I don’t usually go for thriller dark or horror movies. I used to do so long time ago at my teenage when I wanted to prove to myself that I am big enough to handle those scary disgusting scenes, and thus horror was my favourite genre back then. With time, I started to figure out that such scenes do reside in my memory and that they would just surface as nightmares whenever I am sick or very tired, and slowly my interest shifted towards romantic and comedy genres.

On friday, I head to the cinema with some of my friends. They wanted to watch 88 minutes. I had no idea about the film, they said it is a thriller but I didn’t know what to expect. The horrofic crime scene at the beginning of the movie made me wonder if I have made the right decision of watching it or not. It didn’t take much thoughts of me as the fast pace and the thrill aspect of the scenes kept me hooked and holding my breath till the end. The script has been written in a brilliant way that keeps you at your toes keeping you skeptical about everything and wondering what would happen next. It has also some deep psychological conversations regarding serial killers that kept me interested.

After the film, I was left with different emotions. In one hand, I was thinking of how secure I feel about my life, and how there is always a chance for a horrific incident that can ruin it all. One the other hand, I was thinking of the pshychological nature of serial killers and how many people would reach this stage and why?!

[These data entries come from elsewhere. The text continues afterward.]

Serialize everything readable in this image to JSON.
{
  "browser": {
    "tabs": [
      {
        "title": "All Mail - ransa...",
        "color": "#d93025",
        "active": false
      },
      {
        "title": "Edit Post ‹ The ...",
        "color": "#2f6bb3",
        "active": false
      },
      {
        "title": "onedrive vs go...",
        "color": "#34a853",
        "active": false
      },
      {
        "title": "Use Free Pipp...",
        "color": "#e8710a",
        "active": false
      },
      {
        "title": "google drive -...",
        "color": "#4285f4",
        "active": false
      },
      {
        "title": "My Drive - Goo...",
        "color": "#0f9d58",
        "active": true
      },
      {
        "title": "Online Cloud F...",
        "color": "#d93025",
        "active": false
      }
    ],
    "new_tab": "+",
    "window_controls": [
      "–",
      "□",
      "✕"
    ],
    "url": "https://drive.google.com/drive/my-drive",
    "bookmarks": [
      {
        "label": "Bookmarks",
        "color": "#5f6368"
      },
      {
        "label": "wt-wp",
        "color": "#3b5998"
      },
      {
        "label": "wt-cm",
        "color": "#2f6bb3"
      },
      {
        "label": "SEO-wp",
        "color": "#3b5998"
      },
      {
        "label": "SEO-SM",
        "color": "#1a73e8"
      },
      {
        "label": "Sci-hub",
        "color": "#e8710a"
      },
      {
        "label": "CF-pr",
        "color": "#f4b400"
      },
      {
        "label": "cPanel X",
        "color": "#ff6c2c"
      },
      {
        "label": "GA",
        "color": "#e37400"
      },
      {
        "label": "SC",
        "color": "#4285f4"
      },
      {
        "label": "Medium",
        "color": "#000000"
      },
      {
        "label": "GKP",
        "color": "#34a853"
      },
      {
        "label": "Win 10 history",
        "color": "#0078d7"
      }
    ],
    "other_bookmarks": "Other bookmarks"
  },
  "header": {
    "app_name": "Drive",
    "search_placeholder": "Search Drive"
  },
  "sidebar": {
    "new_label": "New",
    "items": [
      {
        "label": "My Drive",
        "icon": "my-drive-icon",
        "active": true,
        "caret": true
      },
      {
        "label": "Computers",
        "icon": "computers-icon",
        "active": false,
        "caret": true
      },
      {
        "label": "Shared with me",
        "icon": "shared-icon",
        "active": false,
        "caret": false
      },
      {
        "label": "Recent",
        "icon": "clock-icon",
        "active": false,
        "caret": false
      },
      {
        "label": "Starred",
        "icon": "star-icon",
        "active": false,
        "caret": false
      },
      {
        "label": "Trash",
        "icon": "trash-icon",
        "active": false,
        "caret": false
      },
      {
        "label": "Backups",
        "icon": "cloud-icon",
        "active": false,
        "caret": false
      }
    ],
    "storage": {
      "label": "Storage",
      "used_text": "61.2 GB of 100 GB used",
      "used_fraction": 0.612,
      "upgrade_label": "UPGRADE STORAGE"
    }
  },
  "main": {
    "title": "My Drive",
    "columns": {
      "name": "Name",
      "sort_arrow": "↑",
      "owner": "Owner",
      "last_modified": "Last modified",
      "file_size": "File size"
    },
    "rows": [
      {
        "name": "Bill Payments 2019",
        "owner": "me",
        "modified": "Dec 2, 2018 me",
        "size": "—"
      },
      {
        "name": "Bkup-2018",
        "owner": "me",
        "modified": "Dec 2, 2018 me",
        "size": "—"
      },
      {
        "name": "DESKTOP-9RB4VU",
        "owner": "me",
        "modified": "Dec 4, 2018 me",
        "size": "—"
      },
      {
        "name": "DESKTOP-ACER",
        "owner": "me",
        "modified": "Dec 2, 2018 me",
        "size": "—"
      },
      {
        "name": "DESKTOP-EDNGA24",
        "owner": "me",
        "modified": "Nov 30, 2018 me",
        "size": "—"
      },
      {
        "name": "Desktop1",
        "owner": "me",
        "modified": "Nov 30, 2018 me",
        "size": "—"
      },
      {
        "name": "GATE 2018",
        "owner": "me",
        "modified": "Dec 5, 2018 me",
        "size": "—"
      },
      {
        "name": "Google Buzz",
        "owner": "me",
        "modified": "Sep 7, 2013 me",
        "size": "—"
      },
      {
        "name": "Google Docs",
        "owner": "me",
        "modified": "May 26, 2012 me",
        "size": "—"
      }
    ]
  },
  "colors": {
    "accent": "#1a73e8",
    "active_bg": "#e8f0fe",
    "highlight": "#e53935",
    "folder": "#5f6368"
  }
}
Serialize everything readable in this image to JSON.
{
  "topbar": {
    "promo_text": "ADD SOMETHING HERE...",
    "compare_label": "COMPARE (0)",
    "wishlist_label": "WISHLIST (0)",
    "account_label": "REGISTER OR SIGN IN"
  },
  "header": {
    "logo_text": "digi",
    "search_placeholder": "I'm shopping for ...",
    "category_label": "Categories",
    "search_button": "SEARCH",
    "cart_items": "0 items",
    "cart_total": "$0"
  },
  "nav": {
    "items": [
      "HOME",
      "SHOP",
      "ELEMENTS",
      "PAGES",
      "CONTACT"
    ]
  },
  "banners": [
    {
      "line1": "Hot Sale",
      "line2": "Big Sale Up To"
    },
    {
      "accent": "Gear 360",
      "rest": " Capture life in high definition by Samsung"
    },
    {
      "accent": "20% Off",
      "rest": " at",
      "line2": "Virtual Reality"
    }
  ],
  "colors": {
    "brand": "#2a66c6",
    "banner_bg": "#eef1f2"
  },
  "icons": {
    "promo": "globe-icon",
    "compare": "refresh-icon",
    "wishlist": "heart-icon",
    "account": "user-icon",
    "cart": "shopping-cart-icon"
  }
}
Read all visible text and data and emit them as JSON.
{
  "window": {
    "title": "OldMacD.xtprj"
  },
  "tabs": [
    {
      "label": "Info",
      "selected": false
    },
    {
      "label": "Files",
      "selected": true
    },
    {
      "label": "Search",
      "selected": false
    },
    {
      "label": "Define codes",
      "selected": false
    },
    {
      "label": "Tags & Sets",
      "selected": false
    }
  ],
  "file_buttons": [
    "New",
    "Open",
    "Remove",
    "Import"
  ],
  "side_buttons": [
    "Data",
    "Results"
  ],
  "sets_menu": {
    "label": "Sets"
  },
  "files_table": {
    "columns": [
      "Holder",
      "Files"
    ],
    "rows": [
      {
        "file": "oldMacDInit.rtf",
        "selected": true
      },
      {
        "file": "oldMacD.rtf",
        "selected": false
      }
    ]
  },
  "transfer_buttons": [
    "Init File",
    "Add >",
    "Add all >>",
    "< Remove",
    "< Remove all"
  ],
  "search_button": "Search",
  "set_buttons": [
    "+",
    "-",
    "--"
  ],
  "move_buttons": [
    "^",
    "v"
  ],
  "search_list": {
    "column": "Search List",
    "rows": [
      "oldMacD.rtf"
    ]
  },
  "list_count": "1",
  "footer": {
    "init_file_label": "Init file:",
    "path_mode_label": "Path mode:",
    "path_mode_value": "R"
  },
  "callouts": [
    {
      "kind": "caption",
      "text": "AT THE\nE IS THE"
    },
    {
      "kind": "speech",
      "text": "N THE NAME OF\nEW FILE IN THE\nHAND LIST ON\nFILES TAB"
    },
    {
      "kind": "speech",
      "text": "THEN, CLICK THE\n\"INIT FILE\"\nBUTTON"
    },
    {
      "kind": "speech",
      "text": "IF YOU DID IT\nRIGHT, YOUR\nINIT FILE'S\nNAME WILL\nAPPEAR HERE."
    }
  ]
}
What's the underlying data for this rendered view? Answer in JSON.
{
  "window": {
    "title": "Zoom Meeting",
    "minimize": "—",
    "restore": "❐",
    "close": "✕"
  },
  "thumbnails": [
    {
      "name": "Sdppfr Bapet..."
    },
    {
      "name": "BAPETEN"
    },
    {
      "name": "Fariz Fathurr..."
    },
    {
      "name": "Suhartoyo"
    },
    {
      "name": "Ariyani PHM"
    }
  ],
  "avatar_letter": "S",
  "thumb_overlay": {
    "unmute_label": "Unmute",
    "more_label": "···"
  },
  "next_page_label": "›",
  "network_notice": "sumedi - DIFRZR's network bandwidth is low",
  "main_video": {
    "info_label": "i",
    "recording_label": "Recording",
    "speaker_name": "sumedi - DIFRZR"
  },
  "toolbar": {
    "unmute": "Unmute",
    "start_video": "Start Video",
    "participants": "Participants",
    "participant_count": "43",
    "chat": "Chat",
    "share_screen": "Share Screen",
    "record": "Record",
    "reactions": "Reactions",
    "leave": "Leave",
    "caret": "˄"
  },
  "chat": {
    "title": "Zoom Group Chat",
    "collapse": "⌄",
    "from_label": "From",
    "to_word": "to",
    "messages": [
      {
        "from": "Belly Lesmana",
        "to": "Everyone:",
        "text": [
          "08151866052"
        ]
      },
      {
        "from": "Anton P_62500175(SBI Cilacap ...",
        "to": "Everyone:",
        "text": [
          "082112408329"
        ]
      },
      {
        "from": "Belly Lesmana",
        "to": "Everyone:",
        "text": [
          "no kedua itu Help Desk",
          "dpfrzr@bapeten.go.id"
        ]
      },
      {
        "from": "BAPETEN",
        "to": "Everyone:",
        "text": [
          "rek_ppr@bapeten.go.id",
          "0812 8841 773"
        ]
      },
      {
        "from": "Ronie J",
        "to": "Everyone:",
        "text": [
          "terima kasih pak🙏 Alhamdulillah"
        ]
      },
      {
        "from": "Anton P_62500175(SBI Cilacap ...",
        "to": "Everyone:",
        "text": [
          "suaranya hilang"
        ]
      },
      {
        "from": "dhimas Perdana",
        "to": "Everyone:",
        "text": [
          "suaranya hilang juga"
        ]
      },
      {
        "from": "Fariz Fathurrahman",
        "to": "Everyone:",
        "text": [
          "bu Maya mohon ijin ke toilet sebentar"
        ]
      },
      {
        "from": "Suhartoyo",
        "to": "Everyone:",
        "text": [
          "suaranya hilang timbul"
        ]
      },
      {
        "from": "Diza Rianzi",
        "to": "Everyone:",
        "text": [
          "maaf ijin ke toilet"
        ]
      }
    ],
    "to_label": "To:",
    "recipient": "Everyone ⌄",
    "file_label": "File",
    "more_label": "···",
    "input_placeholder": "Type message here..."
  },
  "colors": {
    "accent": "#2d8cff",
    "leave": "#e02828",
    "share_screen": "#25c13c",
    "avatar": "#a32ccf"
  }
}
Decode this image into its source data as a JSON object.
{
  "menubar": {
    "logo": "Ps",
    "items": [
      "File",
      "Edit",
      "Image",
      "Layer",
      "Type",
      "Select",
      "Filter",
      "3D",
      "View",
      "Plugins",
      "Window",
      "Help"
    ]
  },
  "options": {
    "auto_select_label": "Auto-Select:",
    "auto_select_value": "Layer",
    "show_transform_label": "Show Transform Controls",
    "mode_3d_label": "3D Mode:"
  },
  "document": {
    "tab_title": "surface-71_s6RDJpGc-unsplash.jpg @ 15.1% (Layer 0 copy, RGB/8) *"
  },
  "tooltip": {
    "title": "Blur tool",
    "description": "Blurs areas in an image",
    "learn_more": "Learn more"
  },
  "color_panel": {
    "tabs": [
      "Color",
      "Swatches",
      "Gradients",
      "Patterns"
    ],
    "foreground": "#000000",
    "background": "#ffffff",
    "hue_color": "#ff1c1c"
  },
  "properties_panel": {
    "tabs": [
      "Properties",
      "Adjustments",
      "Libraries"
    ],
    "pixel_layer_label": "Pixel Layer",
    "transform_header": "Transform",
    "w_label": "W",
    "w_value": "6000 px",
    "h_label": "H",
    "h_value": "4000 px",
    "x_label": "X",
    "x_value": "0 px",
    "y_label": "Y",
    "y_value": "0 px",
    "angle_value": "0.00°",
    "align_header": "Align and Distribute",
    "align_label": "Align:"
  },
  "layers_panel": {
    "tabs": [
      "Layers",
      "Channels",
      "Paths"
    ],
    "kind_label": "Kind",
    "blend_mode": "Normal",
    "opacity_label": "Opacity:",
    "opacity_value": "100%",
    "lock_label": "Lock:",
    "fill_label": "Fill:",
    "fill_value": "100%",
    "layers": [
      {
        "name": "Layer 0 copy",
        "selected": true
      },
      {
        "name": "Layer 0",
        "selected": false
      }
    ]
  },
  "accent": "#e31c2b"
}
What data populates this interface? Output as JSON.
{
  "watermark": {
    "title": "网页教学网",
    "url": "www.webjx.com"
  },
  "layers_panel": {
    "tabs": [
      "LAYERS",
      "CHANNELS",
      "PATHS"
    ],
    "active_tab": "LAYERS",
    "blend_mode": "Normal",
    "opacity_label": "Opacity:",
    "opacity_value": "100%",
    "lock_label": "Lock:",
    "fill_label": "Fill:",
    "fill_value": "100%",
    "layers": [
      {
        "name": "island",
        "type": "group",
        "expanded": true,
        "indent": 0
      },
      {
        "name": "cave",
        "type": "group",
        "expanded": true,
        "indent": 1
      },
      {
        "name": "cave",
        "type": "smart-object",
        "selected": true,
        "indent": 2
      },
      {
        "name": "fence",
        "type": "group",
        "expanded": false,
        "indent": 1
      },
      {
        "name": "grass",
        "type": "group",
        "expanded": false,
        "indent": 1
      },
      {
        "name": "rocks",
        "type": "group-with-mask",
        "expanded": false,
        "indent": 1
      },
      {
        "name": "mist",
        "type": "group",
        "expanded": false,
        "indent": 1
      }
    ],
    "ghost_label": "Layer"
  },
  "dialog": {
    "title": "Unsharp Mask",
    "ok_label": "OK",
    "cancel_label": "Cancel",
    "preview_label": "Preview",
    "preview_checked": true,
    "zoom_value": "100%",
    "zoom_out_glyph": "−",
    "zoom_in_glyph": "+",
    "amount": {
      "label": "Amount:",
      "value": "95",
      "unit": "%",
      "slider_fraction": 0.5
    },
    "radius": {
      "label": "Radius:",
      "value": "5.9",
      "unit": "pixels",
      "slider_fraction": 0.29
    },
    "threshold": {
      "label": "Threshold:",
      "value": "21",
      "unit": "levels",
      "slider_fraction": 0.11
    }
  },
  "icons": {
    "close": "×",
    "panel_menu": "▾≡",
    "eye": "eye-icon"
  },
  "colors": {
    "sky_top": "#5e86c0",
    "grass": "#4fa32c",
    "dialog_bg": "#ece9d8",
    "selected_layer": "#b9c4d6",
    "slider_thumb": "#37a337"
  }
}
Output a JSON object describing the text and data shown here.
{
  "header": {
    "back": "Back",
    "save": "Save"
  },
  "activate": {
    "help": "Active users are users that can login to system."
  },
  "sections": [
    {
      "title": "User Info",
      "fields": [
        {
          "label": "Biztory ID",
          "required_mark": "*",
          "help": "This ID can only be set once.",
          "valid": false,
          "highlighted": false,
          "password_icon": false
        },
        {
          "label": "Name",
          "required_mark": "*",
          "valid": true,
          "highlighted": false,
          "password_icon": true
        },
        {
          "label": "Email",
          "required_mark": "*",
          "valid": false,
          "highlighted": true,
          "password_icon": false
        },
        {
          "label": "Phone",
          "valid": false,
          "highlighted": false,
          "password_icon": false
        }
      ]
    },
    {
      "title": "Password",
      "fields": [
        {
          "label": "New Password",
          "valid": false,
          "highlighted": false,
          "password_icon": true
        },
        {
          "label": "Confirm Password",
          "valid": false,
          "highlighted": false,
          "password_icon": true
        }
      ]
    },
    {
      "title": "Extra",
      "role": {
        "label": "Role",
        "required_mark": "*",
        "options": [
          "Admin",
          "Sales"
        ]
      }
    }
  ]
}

A few year ago, a trend arose in local weekly newspapers to cover up crime incidents in the kingdom. Shihan lead the way back then. It gained much popularity because of its crime coverage although it was more closer to a tabloid rather than to a credited source of information. There was no professionalism in reporting news, and stories were twisted and created in a way to gain more readers.

Abo Shakoosh (The hammer-er) was the first and only serial killer mentioned in the history of Jordan media. Shihan took charge of covering the crimes and rumors around him. I think that it was pharmacies that he mainly targeted, and then other stores. He used to use a hammer to smash his victims head. People were so freaked out back then. I, myself, used to fear about my father’s safety in his shop. That was new to us, and a sense of insecurity took over the entire country.

A few months later, the police claimed to caught the guy. A lot of people didn’t believe it for sometime and kept being weary. A few years later, Shihan and such weekly newspaper lost their popularity. Crimes were no longer exaggerated and people re-gained their sense of security.

I think that Abo Shakoosh was sentenced to a death penalty.

Serial killers pushed me to face a moral delimma in my views of life. While I am so much aware of the horrofic nature of their acts, I don’t like to demonize people. One has to be too damaged to get that far of killing several people and get pleasure out of it. I went over Serial Killers page on wickipedia. Serial killers seem to lack the feeling of empathy and guilt. Why is that? Is it something that they acquire because of some hardships they faced in their lives? or is it part of their natural genetic inheritance? How much of a free will is there for people committing such horrible acts?

Is death penalty a fair sentence over serial killers? or is it a kind of lack of empathy from us towards some people who don’t know how to stop killing other people?!! I would prefer a life imprisonment where they would be prevented from killing others.